Given data
————

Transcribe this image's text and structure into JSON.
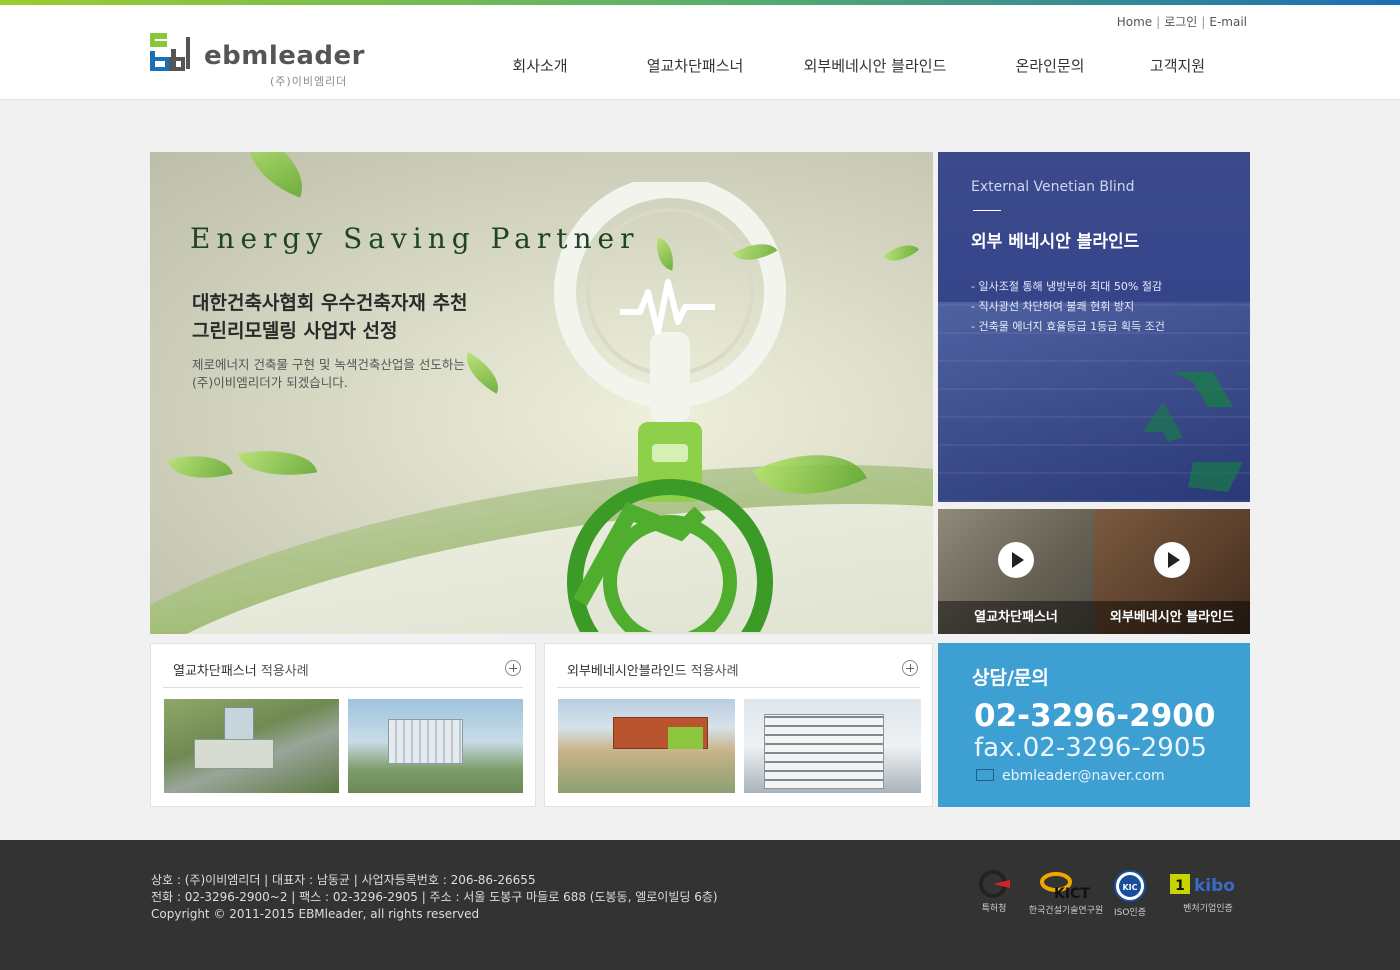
{
  "util_links": [
    "Home",
    "로그인",
    "E-mail"
  ],
  "logo": {
    "name": "ebmleader",
    "sub": "(주)이비엠리더"
  },
  "nav": [
    "회사소개",
    "열교차단패스너",
    "외부베네시안 블라인드",
    "온라인문의",
    "고객지원"
  ],
  "hero": {
    "title": "Energy Saving Partner",
    "headline_1": "대한건축사협회 우수건축자재 추천",
    "headline_2": "그린리모델링 사업자 선정",
    "desc_1": "제로에너지 건축물 구현 및 녹색건축산업을 선도하는",
    "desc_2": "(주)이비엠리더가 되겠습니다."
  },
  "evb": {
    "en": "External Venetian Blind",
    "ko": "외부 베네시안 블라인드",
    "points": [
      "- 일사조절 통해 냉방부하 최대 50% 절감",
      "- 직사광선 차단하여 불쾌 현휘 방지",
      "- 건축물 에너지 효율등급 1등급 획득 조건"
    ]
  },
  "videos": [
    {
      "label": "열교차단패스너"
    },
    {
      "label": "외부베네시안 블라인드"
    }
  ],
  "cases": [
    {
      "title": "열교차단패스너",
      "suffix": " 적용사례"
    },
    {
      "title": "외부베네시안블라인드",
      "suffix": " 적용사례"
    }
  ],
  "contact": {
    "title": "상담/문의",
    "tel": "02-3296-2900",
    "fax": "fax.02-3296-2905",
    "email": "ebmleader@naver.com"
  },
  "footer": {
    "line1": "상호 : (주)이비엠리더  |  대표자 : 남동균  |  사업자등록번호 : 206-86-26655",
    "line2": "전화 : 02-3296-2900~2  |  팩스 : 02-3296-2905  |  주소 : 서울 도봉구 마들로 688 (도봉동, 엘로이빌딩 6층)",
    "line3": "Copyright © 2011-2015 EBMleader, all rights reserved"
  },
  "certs": [
    {
      "label": "특허청"
    },
    {
      "label": "한국건설기술연구원",
      "logo_text": "KICT"
    },
    {
      "label": "ISO인증",
      "logo_text": "KIC"
    },
    {
      "label": "벤처기업인증",
      "logo_text": "kibo"
    }
  ],
  "colors": {
    "accent": "#3e9fd3",
    "evb_bg": "#34438a",
    "footer_bg": "#333333"
  }
}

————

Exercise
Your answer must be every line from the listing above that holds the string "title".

Solution for this task
    "title": "Energy Saving Partner",
      "title": "열교차단패스너",
      "title": "외부베네시안블라인드",
    "title": "상담/문의",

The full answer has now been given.